Logging File Deletion Activities in Unix Environments

In the realm of Unix systems, where file operations form the backbone of daily computing activities, the logging of file deletion events holds paramount importance for system administration, security, and auditing purposes. This process not only aids in tracking user activities but also serves as a crucial tool for forensic analysis and understanding system changes over time. The art of logging file deletion in Unix is a complex interplay of system utilities, scripting, and third-party tools, each contributing to a comprehensive monitoring solution.

At the heart of Unix file deletion logging lies the effective utilization of the system’s inherent capabilities. Unix systems typically maintain a variety of logs, managed by the syslog service, which can be configured to track different types of system activities.

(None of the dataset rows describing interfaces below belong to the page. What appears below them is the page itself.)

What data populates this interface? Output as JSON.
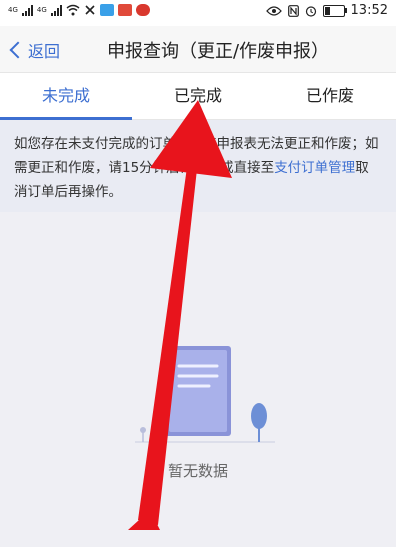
{
  "status_bar": {
    "network_1": "4G",
    "network_2": "4G",
    "time": "13:52",
    "icons": [
      "signal-icon",
      "wifi-icon",
      "app-notification-icon",
      "eye-icon",
      "nfc-icon",
      "alarm-icon",
      "battery-icon"
    ]
  },
  "header": {
    "back_label": "返回",
    "title": "申报查询（更正/作废申报）"
  },
  "tabs": [
    {
      "label": "未完成",
      "active": true
    },
    {
      "label": "已完成",
      "active": false
    },
    {
      "label": "已作废",
      "active": false
    }
  ],
  "notice": {
    "text_before": "如您存在未支付完成的订单，则该申报表无法更正和作废；如需更正和作废，请15分钟后再试，或直接至",
    "link_text": "支付订单管理",
    "text_after": "取消订单后再操作。"
  },
  "empty_state": {
    "text": "暂无数据"
  },
  "colors": {
    "accent": "#3d6fd1",
    "annotation": "#e8141c"
  }
}
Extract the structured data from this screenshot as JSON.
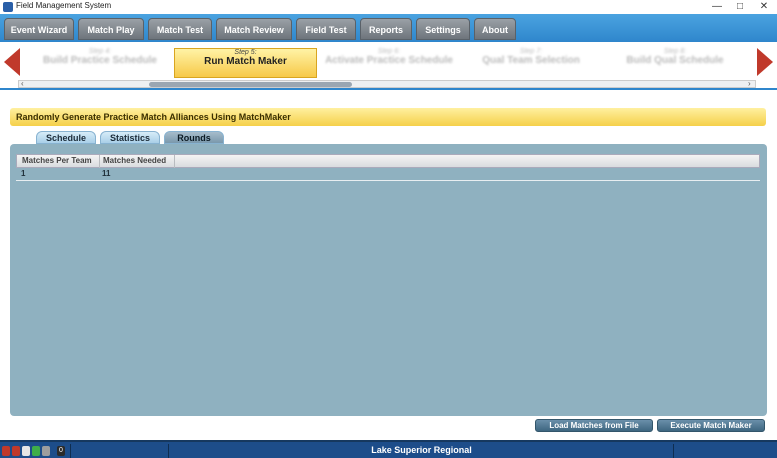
{
  "window": {
    "title": "Field Management System",
    "min_glyph": "—",
    "max_glyph": "□",
    "close_glyph": "✕"
  },
  "menu": {
    "items": [
      {
        "label": "Event Wizard"
      },
      {
        "label": "Match Play"
      },
      {
        "label": "Match Test"
      },
      {
        "label": "Match Review"
      },
      {
        "label": "Field Test"
      },
      {
        "label": "Reports"
      },
      {
        "label": "Settings"
      },
      {
        "label": "About"
      }
    ]
  },
  "wizard": {
    "steps": [
      {
        "num": "Step 4:",
        "name": "Build Practice Schedule"
      },
      {
        "num": "Step 5:",
        "name": "Run Match Maker",
        "active": true
      },
      {
        "num": "Step 6:",
        "name": "Activate Practice Schedule"
      },
      {
        "num": "Step 7:",
        "name": "Qual Team Selection"
      },
      {
        "num": "Step 8:",
        "name": "Build Qual Schedule"
      }
    ],
    "scroll_left_glyph": "‹",
    "scroll_right_glyph": "›",
    "prev_arrow_icon": "left-arrow-icon",
    "next_arrow_icon": "right-arrow-icon"
  },
  "content": {
    "banner": "Randomly Generate Practice Match Alliances Using MatchMaker",
    "tabs": [
      {
        "label": "Schedule"
      },
      {
        "label": "Statistics"
      },
      {
        "label": "Rounds",
        "active": true
      }
    ],
    "grid": {
      "columns": [
        "Matches Per Team",
        "Matches Needed"
      ],
      "rows": [
        [
          "1",
          "11"
        ]
      ]
    },
    "buttons": {
      "load": "Load Matches from File",
      "execute": "Execute Match Maker"
    }
  },
  "status": {
    "event": "Lake Superior Regional",
    "count": "0",
    "lights": [
      "#c0392b",
      "#c0392b",
      "#e6e6e6",
      "#3fae49",
      "#9e9e9e"
    ]
  },
  "colors": {
    "menu_bg": "#2f86cc",
    "accent": "#f5d04a",
    "panel": "#8fb1c0",
    "status_bg": "#1d4d8a"
  }
}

However, by default, these logs do not record file deletion events. To achieve this, administrators must employ various techniques and tools to monitor and log these specific actions.

One primary method involves leveraging the audit subsystem present in many Unix variants. This subsystem, designed for monitoring and recording system activities, can be configured to track file operations, including deletions. Configuring the audit system requires defining specific rules that instruct it to log deletion activities. For instance, administrators can set rules to monitor changes to certain directories or files, capturing information like the time of deletion, the user who performed the operation, and the method used.

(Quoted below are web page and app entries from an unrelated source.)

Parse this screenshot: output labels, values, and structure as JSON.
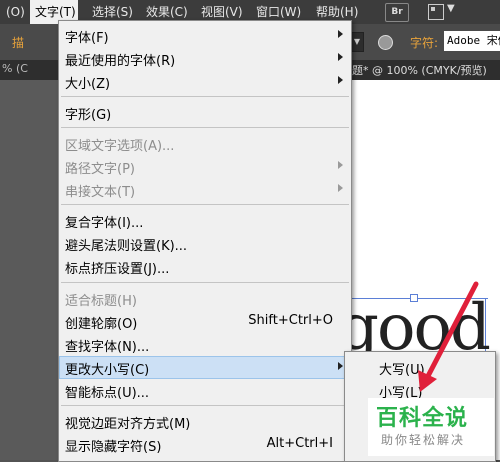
{
  "menubar": {
    "items": [
      {
        "label": "(O)"
      },
      {
        "label": "文字(T)"
      },
      {
        "label": "选择(S)"
      },
      {
        "label": "效果(C)"
      },
      {
        "label": "视图(V)"
      },
      {
        "label": "窗口(W)"
      },
      {
        "label": "帮助(H)"
      }
    ],
    "bridge_badge": "Br"
  },
  "control_bar": {
    "left_label": "描",
    "char_label": "字符:",
    "font_value": "Adobe 宋体"
  },
  "doc_tabs": {
    "zoom_left": "% (C",
    "title": "题* @ 100% (CMYK/预览)"
  },
  "canvas": {
    "text": "good"
  },
  "type_menu": {
    "items": [
      {
        "label": "字体(F)",
        "submenu": true
      },
      {
        "label": "最近使用的字体(R)",
        "submenu": true
      },
      {
        "label": "大小(Z)",
        "submenu": true
      },
      {
        "label": "字形(G)"
      },
      {
        "label": "区域文字选项(A)...",
        "disabled": true
      },
      {
        "label": "路径文字(P)",
        "disabled": true,
        "submenu": true
      },
      {
        "label": "串接文本(T)",
        "disabled": true,
        "submenu": true
      },
      {
        "label": "复合字体(I)..."
      },
      {
        "label": "避头尾法则设置(K)..."
      },
      {
        "label": "标点挤压设置(J)..."
      },
      {
        "label": "适合标题(H)",
        "disabled": true
      },
      {
        "label": "创建轮廓(O)",
        "shortcut": "Shift+Ctrl+O"
      },
      {
        "label": "查找字体(N)..."
      },
      {
        "label": "更改大小写(C)",
        "submenu": true,
        "highlighted": true
      },
      {
        "label": "智能标点(U)..."
      },
      {
        "label": "视觉边距对齐方式(M)"
      },
      {
        "label": "显示隐藏字符(S)",
        "shortcut": "Alt+Ctrl+I"
      }
    ]
  },
  "change_case_submenu": {
    "items": [
      {
        "label": "大写(U)"
      },
      {
        "label": "小写(L)"
      }
    ]
  },
  "watermark": {
    "title": "百科全说",
    "subtitle": "助你轻松解决"
  },
  "colors": {
    "accent_orange": "#e8a33b",
    "highlight": "#cce0f5",
    "arrow_red": "#e0203a",
    "watermark_green": "#2bb24c"
  }
}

Scripting also plays a vital role in logging file deletions. Shell scripts can be crafted to monitor specific directories and log file deletion events. These scripts often employ file system watchers, like ‘inotify’ in Linux, that trigger actions when certain file system events occur. A script can be set up to watch for deletion events and write relevant information to a log file. This approach, while flexible and customizable, requires careful scripting and testing to ensure reliability and efficiency, especially in environments with high file operation activities.

Another avenue is the use of third-party file monitoring tools. These tools offer a more user-friendly interface and additional features compared to native Unix solutions. They can provide real-time monitoring and alerts, detailed logs with advanced filtering options, and sometimes even recovery options for deleted files. These tools are particularly useful in environments where non-technical users need to track file operations, or where advanced reporting and analysis capabilities are necessary.

In addition to setting up logging mechanisms, it is crucial to manage and maintain the log files effectively. This involves configuring proper log rotation and archival strategies to ensure that log files remain manageable in size and are retained for an appropriate period. It’s also important to secure log files against unauthorized access and tampering, as they contain sensitive information about system activities.

Logging file deletion activities in Unix systems is a multifaceted endeavor that requires a blend of system configuration, scripting prowess, and sometimes the integration of specialized tools. It’s a critical aspect of system administration, providing insights into user behavior, aiding in security monitoring, and serving as a valuable resource for troubleshooting and forensic analysis. Through diligent configuration and maintenance, Unix administrators can transform file deletion logging from a routine task into a robust system safeguard and an invaluable repository of information.